Data about app and page elements:

+ + + + + + +

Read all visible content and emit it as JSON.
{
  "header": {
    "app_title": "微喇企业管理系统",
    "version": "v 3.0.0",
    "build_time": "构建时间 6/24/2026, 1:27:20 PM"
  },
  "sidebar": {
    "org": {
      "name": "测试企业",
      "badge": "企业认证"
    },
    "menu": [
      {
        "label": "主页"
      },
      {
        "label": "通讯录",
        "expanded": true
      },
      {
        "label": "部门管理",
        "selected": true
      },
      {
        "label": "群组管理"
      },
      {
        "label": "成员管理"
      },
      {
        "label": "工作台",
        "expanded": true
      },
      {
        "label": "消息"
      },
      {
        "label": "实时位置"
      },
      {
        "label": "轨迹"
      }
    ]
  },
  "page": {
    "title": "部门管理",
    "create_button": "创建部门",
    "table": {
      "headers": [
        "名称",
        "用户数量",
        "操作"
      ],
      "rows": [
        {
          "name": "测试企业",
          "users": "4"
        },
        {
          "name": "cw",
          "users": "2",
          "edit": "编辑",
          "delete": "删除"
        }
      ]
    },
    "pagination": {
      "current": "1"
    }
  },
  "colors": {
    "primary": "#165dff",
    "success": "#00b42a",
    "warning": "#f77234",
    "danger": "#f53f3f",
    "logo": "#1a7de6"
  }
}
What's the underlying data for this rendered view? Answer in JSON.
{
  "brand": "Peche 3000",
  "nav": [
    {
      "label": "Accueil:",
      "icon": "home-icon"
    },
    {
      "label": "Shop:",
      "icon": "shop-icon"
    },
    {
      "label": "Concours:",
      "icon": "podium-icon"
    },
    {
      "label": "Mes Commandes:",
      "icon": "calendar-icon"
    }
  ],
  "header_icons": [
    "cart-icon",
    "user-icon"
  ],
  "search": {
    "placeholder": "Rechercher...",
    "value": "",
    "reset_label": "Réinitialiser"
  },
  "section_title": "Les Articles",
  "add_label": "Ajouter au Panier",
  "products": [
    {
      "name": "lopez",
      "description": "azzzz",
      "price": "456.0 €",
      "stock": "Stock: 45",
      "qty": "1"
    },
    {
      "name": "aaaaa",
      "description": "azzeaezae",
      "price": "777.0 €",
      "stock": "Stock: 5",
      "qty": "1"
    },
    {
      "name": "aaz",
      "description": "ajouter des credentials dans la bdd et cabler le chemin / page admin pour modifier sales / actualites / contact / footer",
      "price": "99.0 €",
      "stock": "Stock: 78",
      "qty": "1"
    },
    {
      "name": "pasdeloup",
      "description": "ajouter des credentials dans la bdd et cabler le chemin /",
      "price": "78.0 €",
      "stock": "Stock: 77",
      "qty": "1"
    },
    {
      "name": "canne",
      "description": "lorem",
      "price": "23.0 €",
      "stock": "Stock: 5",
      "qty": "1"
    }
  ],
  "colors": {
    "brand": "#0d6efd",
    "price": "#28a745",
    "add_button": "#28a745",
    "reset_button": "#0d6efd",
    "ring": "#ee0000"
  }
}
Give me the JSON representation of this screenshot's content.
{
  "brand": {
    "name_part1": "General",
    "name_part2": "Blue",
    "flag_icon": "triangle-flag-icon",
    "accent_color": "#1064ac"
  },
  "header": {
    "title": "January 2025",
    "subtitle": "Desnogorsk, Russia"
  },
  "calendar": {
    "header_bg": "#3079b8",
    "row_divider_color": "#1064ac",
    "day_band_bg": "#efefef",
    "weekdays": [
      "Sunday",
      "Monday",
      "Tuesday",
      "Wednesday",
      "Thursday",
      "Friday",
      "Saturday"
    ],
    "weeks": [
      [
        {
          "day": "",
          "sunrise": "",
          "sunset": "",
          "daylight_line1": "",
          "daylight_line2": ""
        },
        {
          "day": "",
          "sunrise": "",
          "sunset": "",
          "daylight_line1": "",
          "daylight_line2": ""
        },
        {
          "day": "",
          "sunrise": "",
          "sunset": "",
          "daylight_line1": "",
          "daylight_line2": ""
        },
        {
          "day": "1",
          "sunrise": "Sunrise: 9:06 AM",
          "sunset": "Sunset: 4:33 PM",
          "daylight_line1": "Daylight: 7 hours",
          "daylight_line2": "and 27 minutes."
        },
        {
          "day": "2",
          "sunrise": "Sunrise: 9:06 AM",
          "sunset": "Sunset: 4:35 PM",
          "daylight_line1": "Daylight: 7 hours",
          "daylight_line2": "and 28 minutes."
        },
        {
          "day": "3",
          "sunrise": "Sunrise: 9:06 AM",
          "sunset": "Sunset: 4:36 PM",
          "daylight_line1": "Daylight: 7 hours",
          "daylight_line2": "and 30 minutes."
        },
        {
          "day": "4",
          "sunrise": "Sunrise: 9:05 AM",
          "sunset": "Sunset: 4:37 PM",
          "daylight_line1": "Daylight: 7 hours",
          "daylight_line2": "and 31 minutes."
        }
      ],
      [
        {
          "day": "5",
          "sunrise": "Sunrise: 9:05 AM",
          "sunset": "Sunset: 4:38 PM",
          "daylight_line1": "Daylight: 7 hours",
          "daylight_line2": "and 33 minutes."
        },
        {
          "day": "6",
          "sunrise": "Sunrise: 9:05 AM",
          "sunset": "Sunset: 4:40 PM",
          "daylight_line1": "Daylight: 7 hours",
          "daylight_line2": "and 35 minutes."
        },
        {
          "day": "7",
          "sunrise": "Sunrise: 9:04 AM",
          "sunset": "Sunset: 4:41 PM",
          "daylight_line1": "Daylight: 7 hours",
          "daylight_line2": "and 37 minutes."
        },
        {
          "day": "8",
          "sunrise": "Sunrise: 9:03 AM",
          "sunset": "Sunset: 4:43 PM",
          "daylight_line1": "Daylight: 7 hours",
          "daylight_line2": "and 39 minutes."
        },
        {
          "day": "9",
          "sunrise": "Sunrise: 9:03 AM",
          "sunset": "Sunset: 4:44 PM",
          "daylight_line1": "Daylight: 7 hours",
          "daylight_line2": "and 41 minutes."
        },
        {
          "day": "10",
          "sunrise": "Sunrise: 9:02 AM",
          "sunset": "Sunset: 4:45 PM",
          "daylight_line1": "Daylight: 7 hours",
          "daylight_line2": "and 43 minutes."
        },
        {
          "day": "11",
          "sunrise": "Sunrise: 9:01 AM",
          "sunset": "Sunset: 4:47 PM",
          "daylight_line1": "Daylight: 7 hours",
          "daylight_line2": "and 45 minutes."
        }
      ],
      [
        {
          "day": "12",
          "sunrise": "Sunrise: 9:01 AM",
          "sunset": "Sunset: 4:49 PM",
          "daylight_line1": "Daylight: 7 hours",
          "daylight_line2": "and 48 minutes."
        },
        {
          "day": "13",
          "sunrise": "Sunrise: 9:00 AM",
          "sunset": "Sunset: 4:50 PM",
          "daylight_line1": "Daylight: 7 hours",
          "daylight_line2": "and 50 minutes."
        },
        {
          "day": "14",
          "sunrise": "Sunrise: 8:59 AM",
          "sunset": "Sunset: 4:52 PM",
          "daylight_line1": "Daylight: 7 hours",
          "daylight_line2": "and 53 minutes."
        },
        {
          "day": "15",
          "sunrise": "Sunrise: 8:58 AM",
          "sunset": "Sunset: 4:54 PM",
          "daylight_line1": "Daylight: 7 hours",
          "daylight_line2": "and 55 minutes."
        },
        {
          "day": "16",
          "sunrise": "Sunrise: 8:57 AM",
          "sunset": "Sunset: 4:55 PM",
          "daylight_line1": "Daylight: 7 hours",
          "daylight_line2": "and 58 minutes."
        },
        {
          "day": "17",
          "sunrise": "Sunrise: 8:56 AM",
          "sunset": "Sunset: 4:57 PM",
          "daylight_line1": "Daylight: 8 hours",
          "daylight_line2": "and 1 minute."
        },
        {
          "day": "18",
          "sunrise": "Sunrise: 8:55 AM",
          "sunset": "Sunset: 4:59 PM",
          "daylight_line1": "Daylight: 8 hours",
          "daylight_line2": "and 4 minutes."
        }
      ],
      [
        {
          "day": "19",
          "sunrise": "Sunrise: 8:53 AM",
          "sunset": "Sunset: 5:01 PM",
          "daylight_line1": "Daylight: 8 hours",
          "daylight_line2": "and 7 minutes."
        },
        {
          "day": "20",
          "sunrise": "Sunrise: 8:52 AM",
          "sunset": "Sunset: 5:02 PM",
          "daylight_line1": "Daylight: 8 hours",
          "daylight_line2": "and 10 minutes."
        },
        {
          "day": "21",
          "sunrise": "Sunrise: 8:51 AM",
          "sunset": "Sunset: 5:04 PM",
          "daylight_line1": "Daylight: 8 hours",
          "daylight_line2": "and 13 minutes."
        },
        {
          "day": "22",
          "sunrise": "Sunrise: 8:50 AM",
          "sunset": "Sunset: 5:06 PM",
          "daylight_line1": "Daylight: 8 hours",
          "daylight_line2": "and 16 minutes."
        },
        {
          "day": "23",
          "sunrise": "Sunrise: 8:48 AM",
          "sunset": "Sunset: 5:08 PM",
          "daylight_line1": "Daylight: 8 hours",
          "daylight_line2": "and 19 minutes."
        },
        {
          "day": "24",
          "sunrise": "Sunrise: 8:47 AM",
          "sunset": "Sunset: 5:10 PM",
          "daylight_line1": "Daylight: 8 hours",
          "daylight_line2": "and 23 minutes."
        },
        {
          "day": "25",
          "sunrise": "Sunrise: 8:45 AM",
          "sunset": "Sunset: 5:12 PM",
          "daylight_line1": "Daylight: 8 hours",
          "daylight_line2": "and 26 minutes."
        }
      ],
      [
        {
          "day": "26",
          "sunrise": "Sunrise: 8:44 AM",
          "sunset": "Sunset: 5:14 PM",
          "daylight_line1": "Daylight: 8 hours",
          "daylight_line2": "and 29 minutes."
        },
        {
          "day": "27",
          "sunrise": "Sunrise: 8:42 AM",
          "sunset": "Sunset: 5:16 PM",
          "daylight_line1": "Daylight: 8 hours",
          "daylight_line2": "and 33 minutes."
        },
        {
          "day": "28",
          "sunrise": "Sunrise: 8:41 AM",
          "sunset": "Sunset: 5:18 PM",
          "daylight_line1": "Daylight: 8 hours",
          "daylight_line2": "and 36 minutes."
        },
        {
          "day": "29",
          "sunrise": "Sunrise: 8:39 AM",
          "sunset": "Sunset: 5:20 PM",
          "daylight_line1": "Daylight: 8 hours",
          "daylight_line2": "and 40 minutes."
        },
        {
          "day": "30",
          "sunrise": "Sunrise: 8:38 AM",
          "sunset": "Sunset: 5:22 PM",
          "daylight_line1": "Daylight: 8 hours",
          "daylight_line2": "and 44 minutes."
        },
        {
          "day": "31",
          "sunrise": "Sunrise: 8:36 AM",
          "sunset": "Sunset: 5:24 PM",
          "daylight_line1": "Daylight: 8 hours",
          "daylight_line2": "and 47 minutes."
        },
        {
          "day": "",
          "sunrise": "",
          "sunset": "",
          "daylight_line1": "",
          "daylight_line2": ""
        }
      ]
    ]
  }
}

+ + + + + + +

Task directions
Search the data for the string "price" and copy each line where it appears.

Output for this exercise
      "price": "456.0 €",
      "price": "777.0 €",
      "price": "99.0 €",
      "price": "78.0 €",
      "price": "23.0 €",
    "price": "#28a745",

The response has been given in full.